From the press release: "This powerful and atmospheric novel takes place in the North Carolina mountains during the final year of World War I. The story revolves around a sister and brother, Laurel and Hank, whose family home in an isolated cove is darkened by cliffs, ridges, and local superstitions.
"The Cove is American historical fiction at its best. The writing is lyrical and the novel is rich with symbolism, yet the prose does not overshadow the story. Rash’s use of regional language adds depth to the characters and never strays toward ridicule... With a light touch, Rash balances anti-German sentiment and America’s increasing impatience with the war."

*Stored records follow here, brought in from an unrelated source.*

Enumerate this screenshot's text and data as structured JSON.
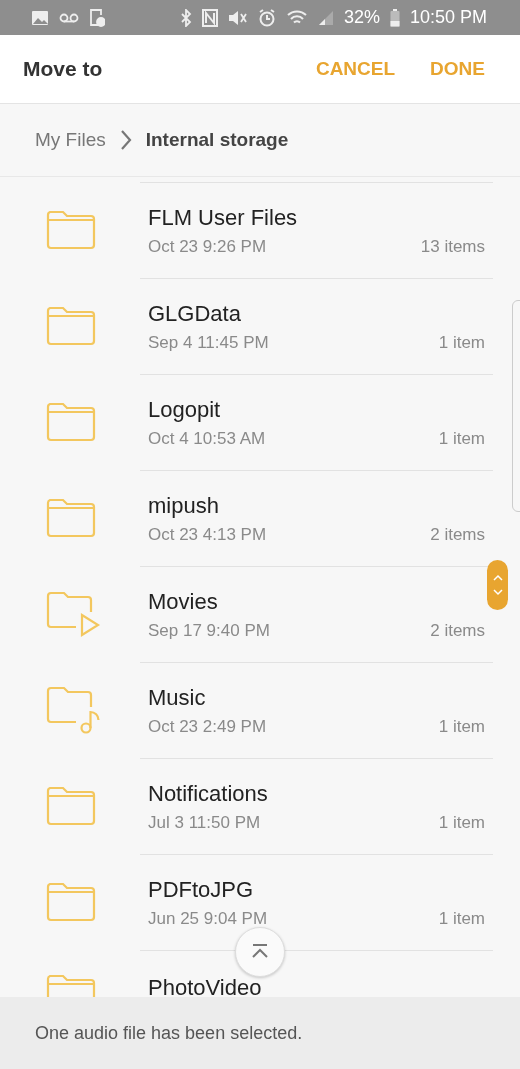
{
  "status_bar": {
    "battery": "32%",
    "time": "10:50 PM"
  },
  "header": {
    "title": "Move to",
    "actions": [
      "CANCEL",
      "DONE"
    ]
  },
  "breadcrumb": [
    {
      "label": "My Files",
      "selected": false
    },
    {
      "label": "Internal storage",
      "selected": true
    }
  ],
  "folders": [
    {
      "kind": "folder",
      "name": "FLM User Files",
      "date": "Oct 23 9:26 PM",
      "count": "13 items"
    },
    {
      "kind": "folder",
      "name": "GLGData",
      "date": "Sep 4 11:45 PM",
      "count": "1 item"
    },
    {
      "kind": "folder",
      "name": "Logopit",
      "date": "Oct 4 10:53 AM",
      "count": "1 item"
    },
    {
      "kind": "folder",
      "name": "mipush",
      "date": "Oct 23 4:13 PM",
      "count": "2 items"
    },
    {
      "kind": "video",
      "name": "Movies",
      "date": "Sep 17 9:40 PM",
      "count": "2 items"
    },
    {
      "kind": "music",
      "name": "Music",
      "date": "Oct 23 2:49 PM",
      "count": "1 item"
    },
    {
      "kind": "folder",
      "name": "Notifications",
      "date": "Jul 3 11:50 PM",
      "count": "1 item"
    },
    {
      "kind": "folder",
      "name": "PDFtoJPG",
      "date": "Jun 25 9:04 PM",
      "count": "1 item"
    },
    {
      "kind": "folder",
      "name": "PhotoVideo"
    }
  ],
  "footer": {
    "message": "One audio file has been selected."
  }
}
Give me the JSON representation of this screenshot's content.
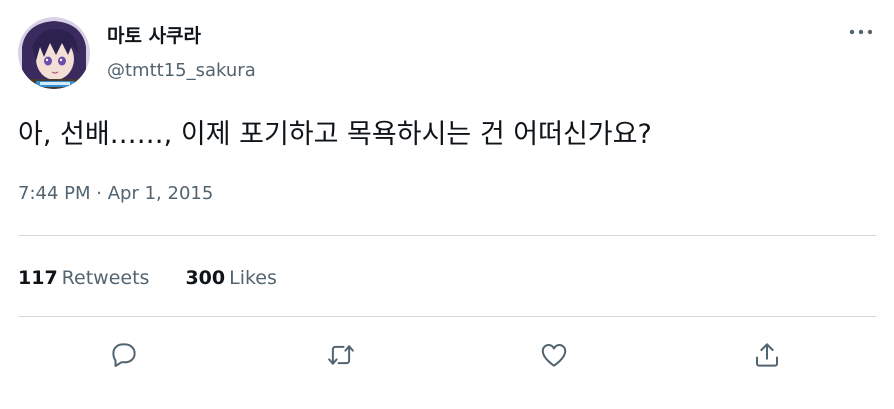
{
  "tweet": {
    "display_name": "마토 사쿠라",
    "handle": "@tmtt15_sakura",
    "text": "아, 선배……, 이제 포기하고 목욕하시는 건 어떠신가요?",
    "time": "7:44 PM",
    "separator": "·",
    "date": "Apr 1, 2015"
  },
  "stats": {
    "retweets_count": "117",
    "retweets_label": "Retweets",
    "likes_count": "300",
    "likes_label": "Likes"
  },
  "colors": {
    "text": "#0f1419",
    "secondary": "#536471",
    "divider": "#cfd9de",
    "icon": "#536471"
  },
  "icons": {
    "more": "more-icon",
    "reply": "reply-icon",
    "retweet": "retweet-icon",
    "like": "like-icon",
    "share": "share-icon"
  }
}
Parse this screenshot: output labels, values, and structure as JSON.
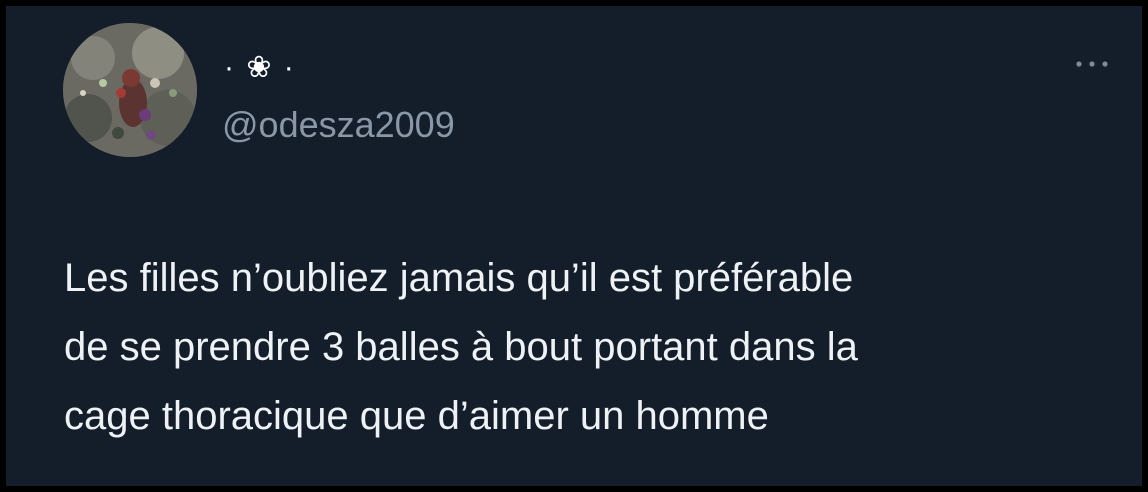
{
  "tweet": {
    "display_name": "· ❀ ·",
    "handle": "@odesza2009",
    "text_lines": [
      "Les filles n’oubliez jamais qu’il est préférable",
      "de se prendre 3 balles à bout portant dans la",
      "cage thoracique que d’aimer un homme"
    ],
    "more_icon": "more-horizontal-icon"
  },
  "colors": {
    "background": "#141d2a",
    "text": "#eef2f5",
    "handle": "#8a97a6"
  }
}
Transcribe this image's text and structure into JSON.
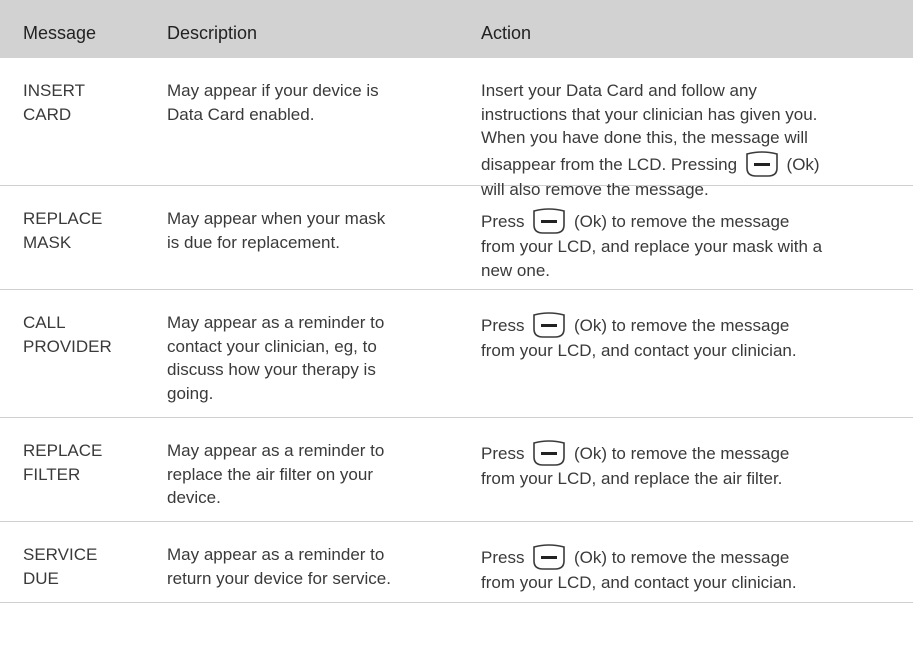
{
  "headers": {
    "message": "Message",
    "description": "Description",
    "action": "Action"
  },
  "rows": [
    {
      "message": "INSERT\nCARD",
      "description": "May appear if your device is\nData Card enabled.",
      "action_before": "Insert your Data Card and follow any\ninstructions that your clinician has given you.\nWhen you have done this, the message will\ndisappear from the LCD. Pressing",
      "action_after": "(Ok)\nwill also remove the message."
    },
    {
      "message": "REPLACE\nMASK",
      "description": "May appear when your mask\nis due for replacement.",
      "action_before": "Press",
      "action_after": "(Ok) to remove the message\nfrom your LCD, and replace your mask with a\nnew one."
    },
    {
      "message": "CALL\nPROVIDER",
      "description": "May appear as a reminder to\ncontact your clinician, eg, to\ndiscuss how your therapy is\ngoing.",
      "action_before": "Press",
      "action_after": "(Ok) to remove the message\nfrom your LCD, and contact your clinician."
    },
    {
      "message": "REPLACE\nFILTER",
      "description": "May appear as a reminder to\nreplace the air filter on your\ndevice.",
      "action_before": "Press",
      "action_after": "(Ok) to remove the message\nfrom your LCD, and replace the air filter."
    },
    {
      "message": "SERVICE\nDUE",
      "description": "May appear as a reminder to\nreturn your device for service.",
      "action_before": "Press",
      "action_after": "(Ok) to remove the message\nfrom your LCD, and contact your clinician."
    }
  ],
  "icons": {
    "ok_key": "ok-key-icon"
  }
}
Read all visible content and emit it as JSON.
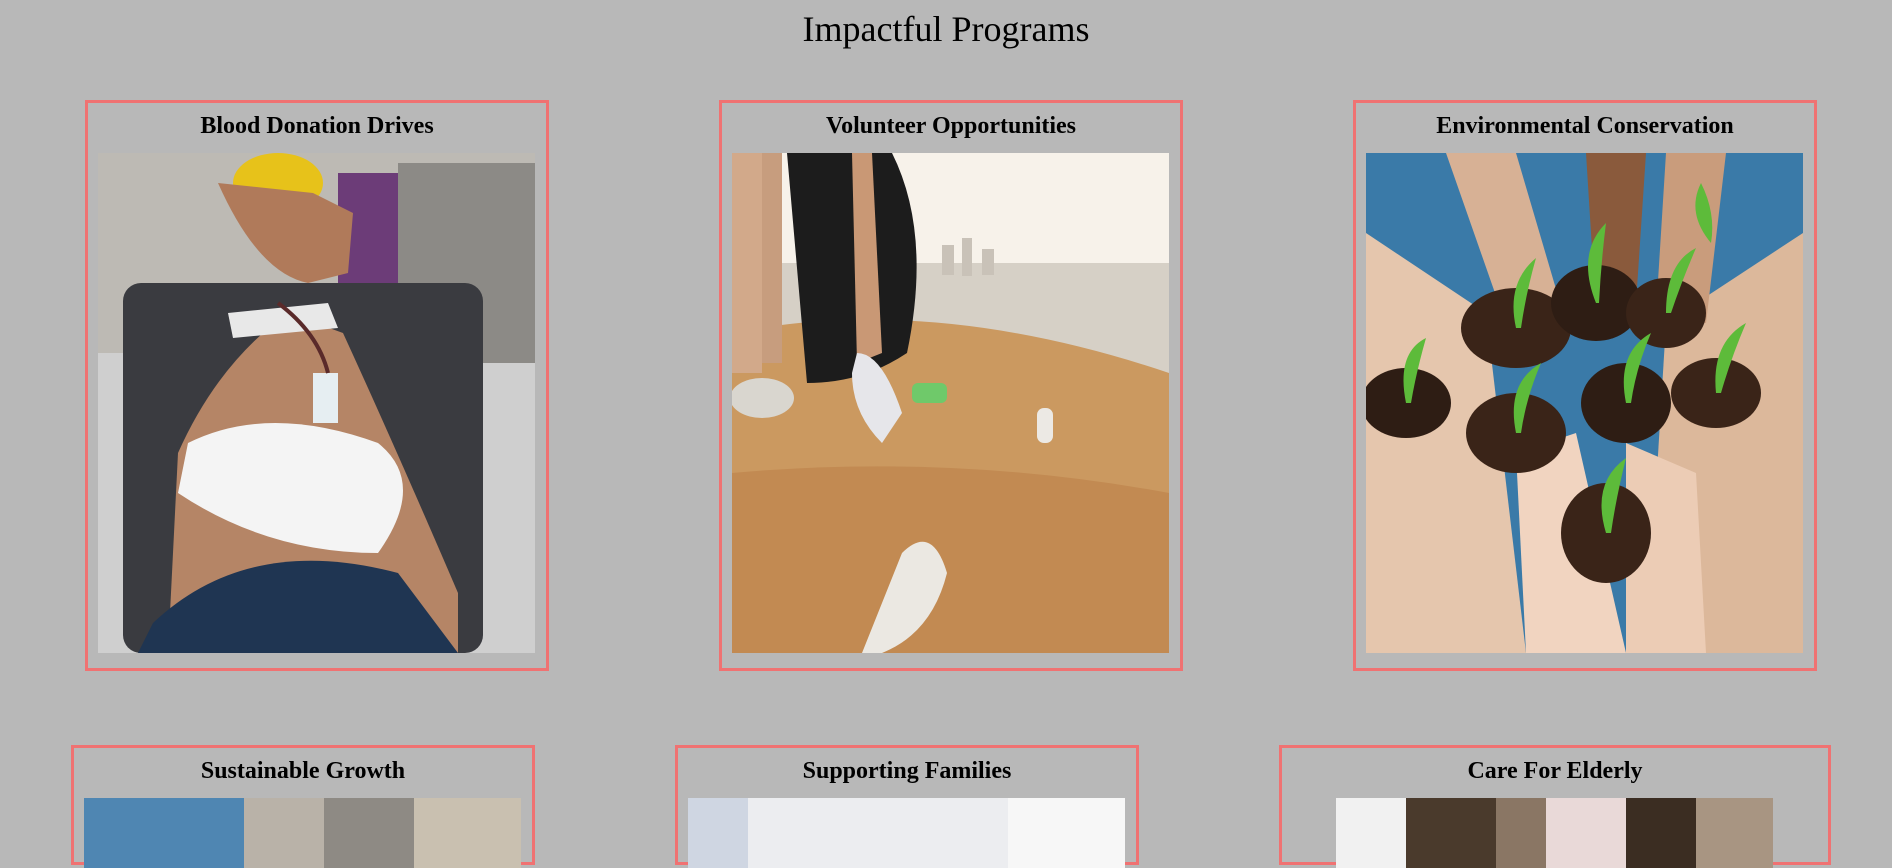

Steve Wiegenstein's Slant of Light (St. Louis, MO: Blank Slate Press, 2012) received an Honorable Mention.
From the press release: "This well-written debut novel describes the travails of a utopian colony in southern Missouri during the late 1850s. At a deeper level it is also a meditation on the decline of order – social order, sexual order, and political order – all clearly delineated but with no causal explanation other than 'homo homini lupus.' Man is a wolf to man, and probably an ample reason ... Congratulations are due to Wiegenstein for this lovely book on a neglected border state and also are due to the new small press that published it."
[Read my review of Slant of Light here.]
The prize shortlist for 2012 comprised the following five historical novels:
The Cove, by Ron Rash (Ecco)
A Good Man, by Guy Vanderhaeghe (Atlantic Monthly)
San Miguel, by T.C. Boyle (Viking)
Slant of Light, by Steve Wiegenstein (Blank Slate)
True Sisters, by Sandra Dallas (St. Martin’s)
For more on the prize see the Langum Charitable Trust. To submit a novel for consideration, view the directions available at the site. The prize is awarded annually to the "best book in American historical fiction that is both excellent fiction and excellent history." Past years' winners include Julie Otsuka's The Buddha in the Attic, Ann Weisgarber's The Personal History of Rachel DuPree, Edward Rutherfurd's New York, and Kathleen Kent's The Heretic's Daughter.